It's also strikingly similar to the reasoning that has recently led Muslim extremists to riot, burn and kill in response to an act of blasphemy.

One of the pillars of liberal society is that people are free to openly believe in or criticize any religion without fear of reprisal. To understand the Danish cartoon controversy, we must realize that for the Danes and some other Europeans, this basic principle is in real peril. When the Jyllands-Posten dared a slew of cartoonists to draw the Prophet Muhammad last September, the possibility of violent retaliation by Muslim extremists was very real; a Dutch filmmaker had been killed and a Danish lecturer had been assaulted for offending radical Muslims. Recent reports indicate that all 12 cartoonists are now in hiding, fearful for their lives.

Thankfully, expressing an idea in this country will rarely put us in physical danger. But intimidation doesn't have to be violent. For the past few decades, public debate in American society, and especially academia, has suffered under what some call a "culture of offense."

Under the rules of this culture, if nearly anything offends you, you are entitled to demand it be taken back. In some countries of similar attitudes, there are laws against holding certain opinions; witness Austria, where the revisionist historian David Irving is going to prison for his lunatic view that the Jewish Holocaust didn't happen.

The First Amendment is hard to get around, though, so in America we have activists and sensitive citizens to enforce the rules. People with unpopular or unconventional opinions on religion and especially race are better off avoiding the topics in public.

In the same category are people who are prone to saying things without thinking them through. There are no thoughtless mistakes, just racist people.

The culture I'm talking about makes it nearly impossible for people to honestly debate sensitive issues in public. That's counterproductive. Since the Enlightenment, liberal Western societies have resolved disputes and questions through open discussion. If an idea - that Islam is a violent religion, that genetics might account for differences in gender equality, that affirmative action does more harm than good?- is wrong, then rational argument or science will prove it wrong. If we as a society want to discredit patently false ideas like Irving's, destroying his arguments in the open is a far better option than silencing him with prison. Sunlight, as they say, is the best disinfectant.

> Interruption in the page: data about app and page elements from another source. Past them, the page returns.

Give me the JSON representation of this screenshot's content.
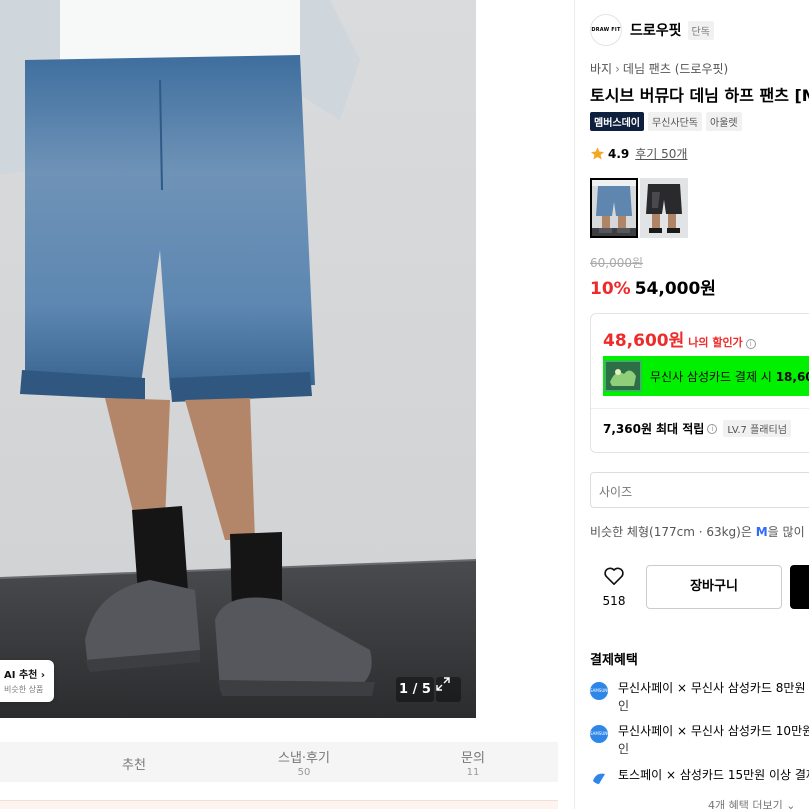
{
  "image": {
    "ai_label": "AI 추천",
    "ai_sub": "비슷한 상품",
    "counter": "1 / 5"
  },
  "tabs": [
    {
      "label": "추천",
      "count": ""
    },
    {
      "label": "스냅·후기",
      "count": "50"
    },
    {
      "label": "문의",
      "count": "11"
    }
  ],
  "brand": {
    "logo_text": "DRAW FIT",
    "name": "드로우핏",
    "badge": "단독"
  },
  "breadcrumb": [
    "바지",
    "데님 팬츠 (드로우핏)"
  ],
  "product": {
    "title": "토시브 버뮤다 데님 하프 팬츠 [M",
    "tags": [
      "멤버스데이",
      "무신사단독",
      "아울렛"
    ],
    "rating": "4.9",
    "reviews": "후기 50개",
    "original_price": "60,000원",
    "discount": "10%",
    "price": "54,000원"
  },
  "benefits": {
    "my_price": "48,600원",
    "my_price_label": "나의 할인가",
    "card_text": "무신사 삼성카드 결제 시",
    "card_amount": "18,60",
    "points": "7,360원",
    "points_label": "최대 적립",
    "level": "LV.7 플래티넘"
  },
  "size_placeholder": "사이즈",
  "similar": {
    "pre": "비슷한 체형(177cm · 63kg)은",
    "size": "M",
    "post": "을 많이 구"
  },
  "likes": "518",
  "cart_label": "장바구니",
  "payment": {
    "title": "결제혜택",
    "items": [
      {
        "icon": "samsung-card-icon",
        "line1": "무신사페이 × 무신사 삼성카드 8만원",
        "line2": "인"
      },
      {
        "icon": "samsung-card-icon",
        "line1": "무신사페이 × 무신사 삼성카드 10만원",
        "line2": "인"
      },
      {
        "icon": "toss-icon",
        "line1": "토스페이 × 삼성카드 15만원 이상 결제",
        "line2": ""
      }
    ],
    "more": "4개 혜택 더보기"
  },
  "colors": {
    "accent_red": "#ef2a2a",
    "card_banner": "#00f000",
    "tag_dark": "#0f1f3e",
    "size_blue": "#2f6bff"
  }
}
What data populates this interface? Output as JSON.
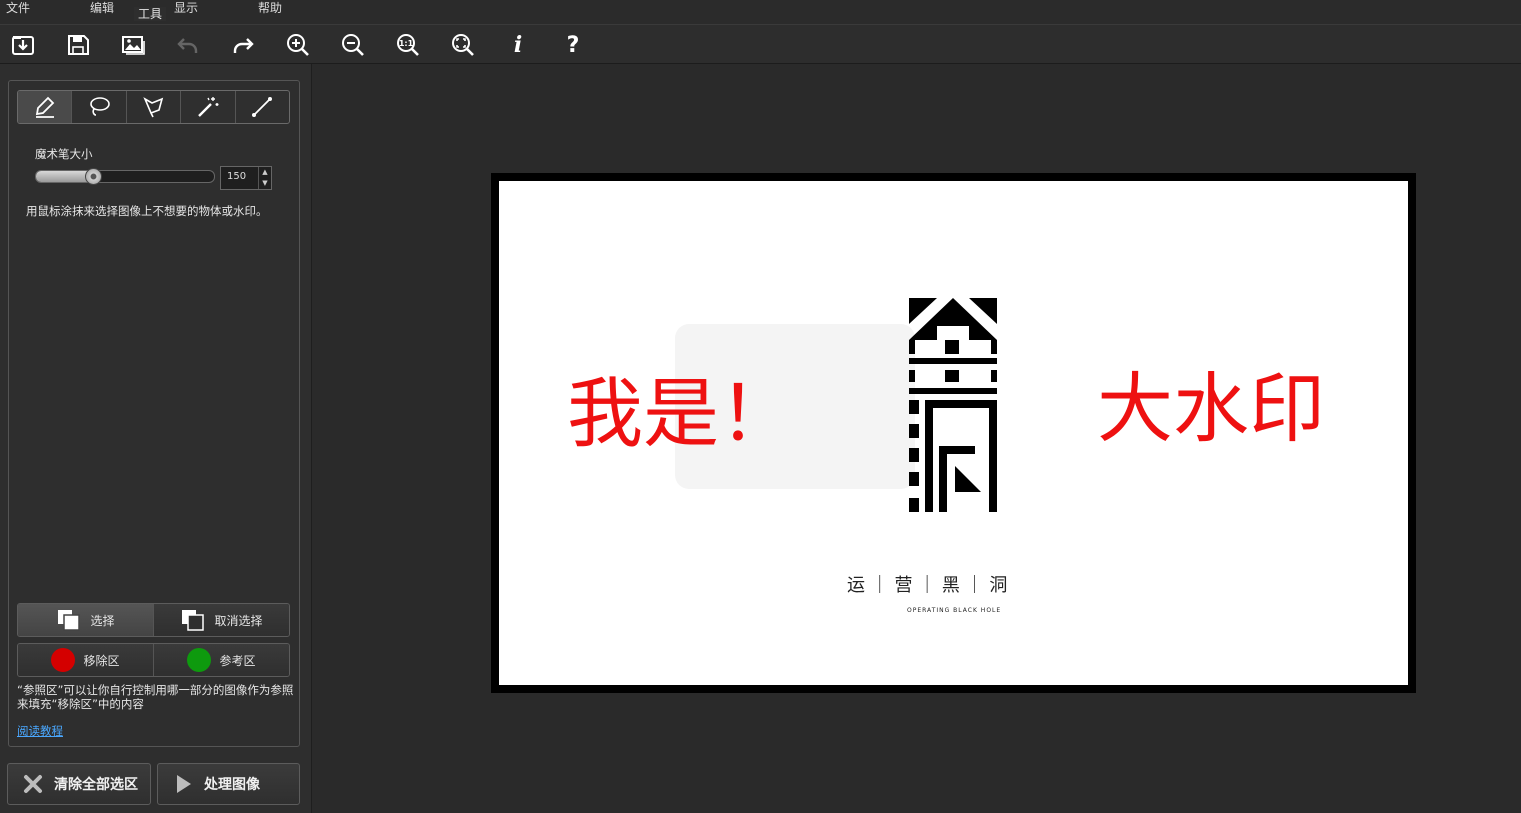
{
  "menu": {
    "file": "文件",
    "edit": "编辑",
    "view": "显示",
    "help": "帮助"
  },
  "toolbar": {
    "icons": [
      "open-icon",
      "save-icon",
      "image-icon",
      "undo-icon",
      "redo-icon",
      "zoom-in-icon",
      "zoom-out-icon",
      "zoom-1-1-icon",
      "fit-screen-icon",
      "info-icon",
      "help-icon"
    ],
    "info_label": "i",
    "help_label": "?",
    "zoom_actual_label": "1:1"
  },
  "tools": {
    "title": "工具",
    "items": [
      "marker-icon",
      "lasso-icon",
      "polygon-lasso-icon",
      "magic-wand-icon",
      "line-icon"
    ],
    "brush_size_label": "魔术笔大小",
    "brush_size_value": "150",
    "brush_size_fraction": 0.32,
    "hint": "用鼠标涂抹来选择图像上不想要的物体或水印。"
  },
  "selection": {
    "select_label": "选择",
    "deselect_label": "取消选择"
  },
  "regions": {
    "remove_label": "移除区",
    "reference_label": "参考区",
    "remove_color": "#d40000",
    "reference_color": "#0e9a0e",
    "note": "“参照区”可以让你自行控制用哪一部分的图像作为参照来填充“移除区”中的内容",
    "tutorial_link": "阅读教程"
  },
  "actions": {
    "clear_label": "清除全部选区",
    "process_label": "处理图像"
  },
  "image": {
    "watermark_left": "我是！",
    "watermark_right": "大水印",
    "logo_text": "运 ｜ 营 ｜ 黑 ｜ 洞",
    "logo_sub": "OPERATING BLACK HOLE",
    "watermark_color": "#ee1111"
  }
}
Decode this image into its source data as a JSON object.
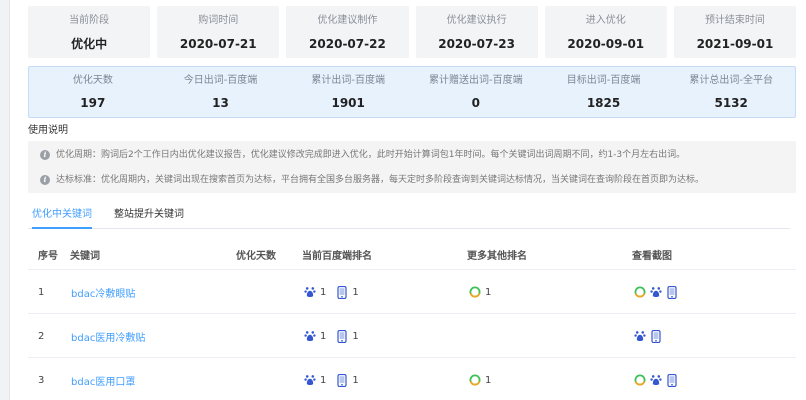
{
  "stages": [
    {
      "label": "当前阶段",
      "value": "优化中"
    },
    {
      "label": "购词时间",
      "value": "2020-07-21"
    },
    {
      "label": "优化建议制作",
      "value": "2020-07-22"
    },
    {
      "label": "优化建议执行",
      "value": "2020-07-23"
    },
    {
      "label": "进入优化",
      "value": "2020-09-01"
    },
    {
      "label": "预计结束时间",
      "value": "2021-09-01"
    }
  ],
  "stats": [
    {
      "label": "优化天数",
      "value": "197"
    },
    {
      "label": "今日出词-百度端",
      "value": "13"
    },
    {
      "label": "累计出词-百度端",
      "value": "1901"
    },
    {
      "label": "累计赠送出词-百度端",
      "value": "0"
    },
    {
      "label": "目标出词-百度端",
      "value": "1825"
    },
    {
      "label": "累计总出词-全平台",
      "value": "5132"
    }
  ],
  "usage": {
    "title": "使用说明",
    "notes": [
      "优化周期：购词后2个工作日内出优化建议报告，优化建议修改完成即进入优化，此时开始计算词包1年时间。每个关键词出词周期不同，约1-3个月左右出词。",
      "达标标准：优化周期内，关键词出现在搜索首页为达标，平台拥有全国多台服务器，每天定时多阶段查询到关键词达标情况，当关键词在查询阶段在首页即为达标。"
    ]
  },
  "tabs": [
    {
      "label": "优化中关键词",
      "active": true
    },
    {
      "label": "整站提升关键词",
      "active": false
    }
  ],
  "table": {
    "headers": [
      "序号",
      "关键词",
      "优化天数",
      "当前百度端排名",
      "更多其他排名",
      "查看截图"
    ],
    "rows": [
      {
        "index": "1",
        "keyword": "bdac冷敷眼贴",
        "days": "",
        "baidu_pc": "1",
        "baidu_mobile": "1",
        "other": "1",
        "has_other": true,
        "shots": [
          "360",
          "baidu",
          "mobile"
        ]
      },
      {
        "index": "2",
        "keyword": "bdac医用冷敷贴",
        "days": "",
        "baidu_pc": "1",
        "baidu_mobile": "1",
        "other": "",
        "has_other": false,
        "shots": [
          "baidu",
          "mobile"
        ]
      },
      {
        "index": "3",
        "keyword": "bdac医用口罩",
        "days": "",
        "baidu_pc": "1",
        "baidu_mobile": "1",
        "other": "1",
        "has_other": true,
        "shots": [
          "360",
          "baidu",
          "mobile"
        ]
      }
    ]
  },
  "colors": {
    "accent": "#409eff",
    "baidu": "#3558d0",
    "ring_green": "#3fbf5a",
    "ring_orange": "#f5a623"
  }
}
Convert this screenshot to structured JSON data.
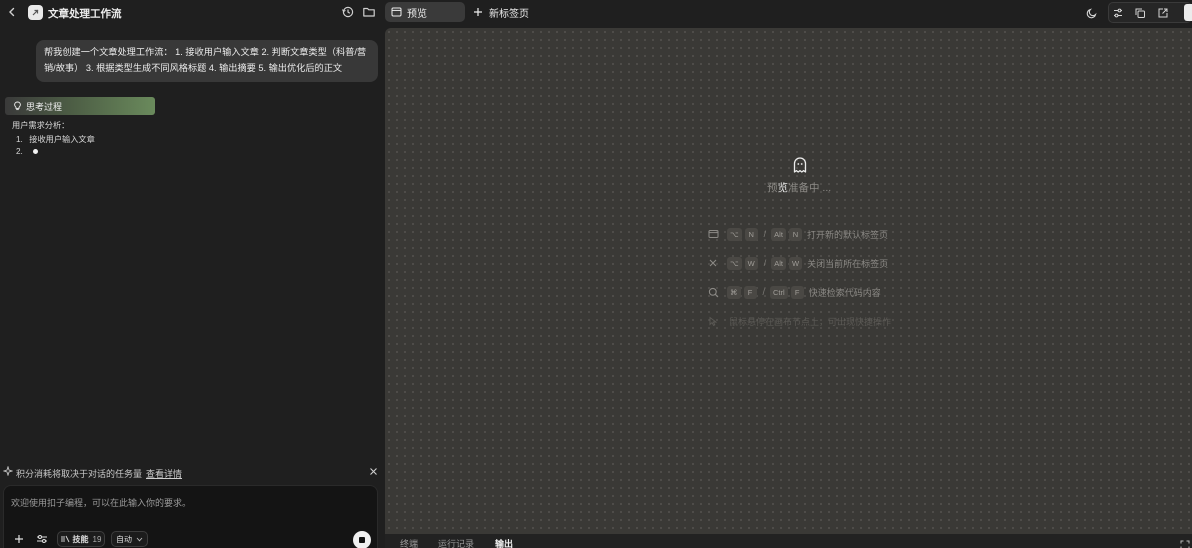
{
  "header": {
    "title": "文章处理工作流"
  },
  "chat": {
    "user_message": "帮我创建一个文章处理工作流： 1. 接收用户输入文章 2. 判断文章类型（科普/营销/故事） 3. 根据类型生成不同风格标题 4. 输出摘要 5. 输出优化后的正文",
    "thinking_label": "思考过程",
    "analysis_title": "用户需求分析：",
    "analysis_items": [
      {
        "num": "1.",
        "text": "接收用户输入文章"
      },
      {
        "num": "2.",
        "text": ""
      }
    ]
  },
  "notice": {
    "text": "积分消耗将取决于对话的任务量",
    "link": "查看详情"
  },
  "composer": {
    "placeholder": "欢迎使用扣子编程，可以在此输入你的要求。",
    "skills_label": "技能",
    "skills_count": "19",
    "mode_label": "自动"
  },
  "top_tabs": {
    "preview": "预览",
    "new_tab": "新标签页"
  },
  "canvas": {
    "loading_prefix": "预",
    "loading_highlight": "览",
    "loading_suffix": "准备中 ...",
    "shortcuts": [
      {
        "icon": "window-icon",
        "key1": "⌥",
        "key2": "N",
        "key3": "Alt",
        "key4": "N",
        "desc": "打开新的默认标签页"
      },
      {
        "icon": "close-icon",
        "key1": "⌥",
        "key2": "W",
        "key3": "Alt",
        "key4": "W",
        "desc": "关闭当前所在标签页"
      },
      {
        "icon": "search-icon",
        "key1": "⌘",
        "key2": "F",
        "key3": "Ctrl",
        "key4": "F",
        "desc": "快速检索代码内容"
      }
    ],
    "hint": "鼠标悬停在画布节点上，可出现快捷操作"
  },
  "bottom_tabs": {
    "terminal": "终端",
    "run_log": "运行记录",
    "output": "输出"
  },
  "colors": {
    "background": "#1f1f1f",
    "canvas": "#3a3936",
    "thinking_accent": "#6a8a5c"
  }
}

If real, open discussion doesn't happen in public and in academia, then people who hold misguided views will never be proven wrong or change their minds; most will simply shut up or seek like-minded people to share their opinions.

In many ways, this campus provides a fine example of the worst consequences of rigid multiculturalism and identity politics. Too often, what we call "dialogue" on issues like race is closer to preaching. Our education on diversity is mostly limited to reverence of multiculturalism and learning to spot stereotypes; few come away knowing how to engage those who don't agree or don't understand. Maybe that's because the University was until recently in the habit of threatening those people with suspension under its speech code. The effect of all this seems to be a campus that is shamefully self-segregated and too nervous to talk about it.

This is why progressives, especially on this campus, should realize that their goals are best served by putting the politics of offense behind them and embracing liberalism. If an idea upsets you, rather than attacking it as offensive, try to prove it wrong. It won't always be comfortable; it shouldn't be.

In the interest of free debate, the Daily will continue to print cartoons that may occasionally offend you. That's an inevitable part of being a newspaper, and a campus newspaper especially should be a place where ideas are exchanged freely. It would be much easier for us to simply pull all cartoons that are potentially offensive, but we would be doing the campus a disservice.

That's not to say the Daily or anyone else should cause offense for no reason. We chose not to reprint the Jyllands-Posten cartoons on this page because we felt the shock of the images -- whether it comes from the actual content or the symbolism they carry -- would overwhelm the message. And if I'm wrong - well, prove it.


No comments: